LONDON (Reuters) - British fund supermarket Hargreaves Lansdown overcame adverse publicity over the suspension of Neil Woodford’s flagship fund to increase full-year assets by 8.4% on a growing client base and net savings inflows, sending its shares higher.
The UK’s biggest online investing platform appeared to have weathered the ire of clients and policymakers since the June suspension of Woodford’s equity income fund, which Hargreaves had championed for years to its many retail savers.
Hargreaves said on Thursday that total assets under administration were 99.3 billion pounds at end-June, up from 91.6 billion pounds a year earlier and beating a company supplied consensus of 15 analysts for 98.7 billion pounds, helping to underpin a 7.7% rise in its shares.

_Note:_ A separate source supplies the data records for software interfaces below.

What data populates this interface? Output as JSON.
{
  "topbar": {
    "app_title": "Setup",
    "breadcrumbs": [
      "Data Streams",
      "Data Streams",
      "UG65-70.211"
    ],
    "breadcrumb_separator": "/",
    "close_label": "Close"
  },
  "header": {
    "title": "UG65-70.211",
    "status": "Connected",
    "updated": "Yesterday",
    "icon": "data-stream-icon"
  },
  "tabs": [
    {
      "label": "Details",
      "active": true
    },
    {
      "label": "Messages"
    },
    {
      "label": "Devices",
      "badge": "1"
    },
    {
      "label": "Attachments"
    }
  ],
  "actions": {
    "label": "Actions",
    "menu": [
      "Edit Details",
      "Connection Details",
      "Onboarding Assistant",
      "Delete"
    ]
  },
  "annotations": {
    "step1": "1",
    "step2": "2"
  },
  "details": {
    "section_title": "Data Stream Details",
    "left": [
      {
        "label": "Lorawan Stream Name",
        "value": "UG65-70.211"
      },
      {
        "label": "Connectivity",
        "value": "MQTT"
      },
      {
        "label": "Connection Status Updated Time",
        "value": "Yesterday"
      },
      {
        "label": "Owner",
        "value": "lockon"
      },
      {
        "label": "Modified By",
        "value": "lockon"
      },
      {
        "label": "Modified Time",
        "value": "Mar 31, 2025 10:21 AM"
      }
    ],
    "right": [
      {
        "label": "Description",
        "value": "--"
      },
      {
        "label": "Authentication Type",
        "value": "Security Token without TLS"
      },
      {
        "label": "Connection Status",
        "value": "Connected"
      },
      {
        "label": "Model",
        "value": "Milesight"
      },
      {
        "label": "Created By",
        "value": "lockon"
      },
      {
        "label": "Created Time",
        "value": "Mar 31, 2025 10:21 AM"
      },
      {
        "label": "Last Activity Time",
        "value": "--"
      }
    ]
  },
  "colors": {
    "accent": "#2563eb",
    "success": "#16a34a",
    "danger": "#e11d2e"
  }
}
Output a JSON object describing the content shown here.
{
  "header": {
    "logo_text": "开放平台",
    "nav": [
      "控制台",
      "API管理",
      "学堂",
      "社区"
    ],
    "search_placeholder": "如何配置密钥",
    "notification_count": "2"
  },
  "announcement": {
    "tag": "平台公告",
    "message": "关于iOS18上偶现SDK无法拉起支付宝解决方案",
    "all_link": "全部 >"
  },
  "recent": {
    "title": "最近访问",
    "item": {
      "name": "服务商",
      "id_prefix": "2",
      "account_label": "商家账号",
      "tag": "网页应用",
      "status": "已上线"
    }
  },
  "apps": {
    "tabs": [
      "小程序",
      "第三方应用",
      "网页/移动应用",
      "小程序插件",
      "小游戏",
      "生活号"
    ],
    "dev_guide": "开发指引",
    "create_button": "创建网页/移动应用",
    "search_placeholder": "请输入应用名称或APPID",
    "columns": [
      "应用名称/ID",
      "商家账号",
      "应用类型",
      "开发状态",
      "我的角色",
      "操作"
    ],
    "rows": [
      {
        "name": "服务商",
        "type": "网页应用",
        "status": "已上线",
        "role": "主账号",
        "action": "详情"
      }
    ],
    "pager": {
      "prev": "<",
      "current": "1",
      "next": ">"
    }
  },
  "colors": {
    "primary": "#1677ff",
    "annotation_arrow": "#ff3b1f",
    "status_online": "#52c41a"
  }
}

“We recognise that there are industry headwinds and that the environment continues to be difficult and we remain vigilant to these conditions,” Chief Executive Chris Hill said.
A 133,000 rise in client numbers to 1.22 million combined with the trend for consolidating their savings on the Hargreaves platform drove net new business of 7.3 billion pounds, while market gains added a further 400 million pounds.
However, Hargreaves said revenues were impacted by reduced client demand to trade shares given uncertainty around Brexit, while its decision to waive platform fees for clients affected by Woodford was costing 360,000 pounds a month.
Hargreaves’ promotion of the fund only ended on the day it was suspended, leaving nearly 300,000 clients trapped until it reopens for trading, something unlikely to happen until December, the fund’s Authorised Corporate Director has said.
Britain’s financial regulator is looking into the circumstances surrounding the fund’s suspension, which occurred when client demand to leave caused a liquidity squeeze.
Hill and other Hargreaves executives confirmed on Thursday they would give up their bonuses for the year over the affair.
“Our priority remains to support our clients and pressing for the Woodford Equity Income Fund to reopen as soon as is practicable, whilst protecting the interests of all investors,” Hill said.
Despite questions about the way Hargreaves constructs and markets its favourite fund picks, used by many clients to decide where to invest, it stood by its ‘Wealth 50’ list.
“We are committed to a favourite funds list as one of many tools which are important for our clients.”
Reporting by Simon Jessop, editing by Sinead Cruise and Alexander Smith